Marissa Mayer made headlines a couple of years ago when she skipped maternity leave and had a nursery built in her office. But returning to work while keeping your child close is not a choice most working parents have.
Working mothers (and fathers) are making significant contributions to the U.S. economy and the companies that employ them, but they are doing so without the support that they need. Flex-time and other pro-family policies are not simply a “nice” thing that businesses can do for their employees. They make business sense too, as they reduce employee turnover.
And yet, Marissa Mayer herself struck a blow against families, when she changed Yahoo’s policies on off-site work. “To become the absolute best place to work,” she wrote in a memo in February 2013, “communication and collaboration will be important, so we need to be working side-by-side. That is why it is critical that we are all present in our offices.” Months later, Mayer did revise Yahoo’s parental leave policy to allow new fathers up to eight weeks of fully paid leave and women up to a total of 16 weeks paid leave.
Still, many tech companies leave out working parents when planning to increase employe engagement. For example, Facebook’s plans for the mega $120 million housing community that it’s building near its Menlo Park campus will include every convenience, including a bicycle repair shop, a hair salon, a pub for employees to gather in, and even a doggy day care center, but no day care for children.
On-site day care would allow parents to commute to work with their babies and toddlers, spend lunch and break time together, seamlessly pop in to check in on them during the day, and leave with them at night, thus minimizing their time spent apart (and their time away from their desks on family business).
Though not everyone can afford to build their own private nursery, large companies can provide on-site day care. But according to a 2012 National Study of Employers survey, only 7% of companies do nationwide.
Flexible work hours, generous family leave policies, and yes, on-site day care make sense, and not just for the overall well-being of our society and our communities but because it can boost a company’s bottom line. The same study found that when an employee leaves (for a company with better benefits or to spend more time at home), the company ends up spending 20% of the employee’s salary in productivity losses for time spent searching for, training, and getting new employees up to speed.

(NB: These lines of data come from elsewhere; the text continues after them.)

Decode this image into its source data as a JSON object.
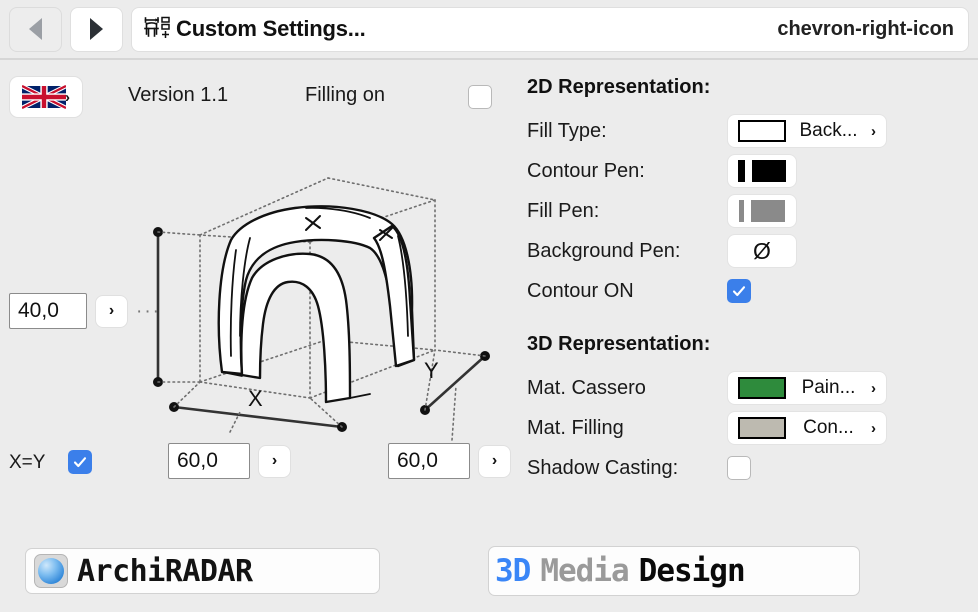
{
  "window": {
    "title": "Custom Settings...",
    "object_icon": "furniture-dimension-icon",
    "back_icon": "triangle-left-icon",
    "forward_icon": "triangle-right-icon",
    "disclosure_icon": "chevron-right-icon"
  },
  "info_row": {
    "language_flag": "uk-flag-icon",
    "language_chevron": "›",
    "version": "Version 1.1",
    "filling_label": "Filling on",
    "filling_checked": false
  },
  "preview": {
    "axis_x_label": "X",
    "axis_y_label": "Y",
    "object": "hand-drawn-tent-canopy-sketch"
  },
  "dimensions": {
    "z": {
      "value": "40,0",
      "stepper_icon": "›"
    },
    "x": {
      "value": "60,0",
      "stepper_icon": "›"
    },
    "y": {
      "value": "60,0",
      "stepper_icon": "›"
    },
    "xy_lock_label": "X=Y",
    "xy_lock_checked": true
  },
  "panel": {
    "section_2d": {
      "title": "2D Representation:",
      "rows": [
        {
          "label": "Fill Type:",
          "control": "popup",
          "value": "Back...",
          "swatch": "#ffffff",
          "chevron": "›"
        },
        {
          "label": "Contour Pen:",
          "control": "pen",
          "value": "",
          "swatch": "#000000"
        },
        {
          "label": "Fill Pen:",
          "control": "pen",
          "value": "",
          "swatch": "#8a8a8a"
        },
        {
          "label": "Background Pen:",
          "control": "null-pen",
          "value": "Ø",
          "swatch": "none"
        },
        {
          "label": "Contour ON",
          "control": "checkbox",
          "value": "",
          "checked": true
        }
      ]
    },
    "section_3d": {
      "title": "3D Representation:",
      "rows": [
        {
          "label": "Mat. Cassero",
          "control": "popup",
          "value": "Pain...",
          "swatch": "#2e8b3c",
          "chevron": "›"
        },
        {
          "label": "Mat. Filling",
          "control": "popup",
          "value": "Con...",
          "swatch": "#bdbab0",
          "chevron": "›"
        },
        {
          "label": "Shadow Casting:",
          "control": "checkbox",
          "value": "",
          "checked": false
        }
      ]
    }
  },
  "footer": {
    "logo_archiradar": {
      "text": "ArchiRADAR",
      "icon": "globe-icon"
    },
    "logo_3dmedia": {
      "part1": "3D",
      "part2": "Media",
      "part3": "Design"
    }
  },
  "colors": {
    "accent_blue": "#3b7fea",
    "window_bg": "#ececec",
    "green_swatch": "#2e8b3c",
    "tan_swatch": "#bdbab0"
  }
}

Sure there are start-up costs associated with staffing, leasing space, and maintaining insurance, but the rewards in employee productivity are just as real. No distracted parents running out to check on children (or staying home when an older child has a sick day), less commuting time, fewer worries about having to leave early for pickup. Creating a office environment where family and work aren’t mutually exclusive and where productivity flourishes should be the new ecosystem or work/life balance.
A company’s most important asset isn’t necessarily its products or services but its people. It’s talent who can turn ideas into the next big discovery or innovation and the fewer distractions an employee has, the more engaged and productive he or she will be. Such an amenity is a no-brainer, serving not just as an employee retention tool throughout a workers’ life stages but as a talent attraction tool.
We live in an increasingly knowledge-based economy, in which the investment in human capital and development is increasingly essential. Helping workers raise their families instead of putting roadblocks in their way is not just the right thing to do; it’s the smart thing.
And it’s long overdue.
—Rana Florida is CEO of Creative Class Group, and author of Upgrade: Taking Your Work and Life from Ordinary to Extraordinary.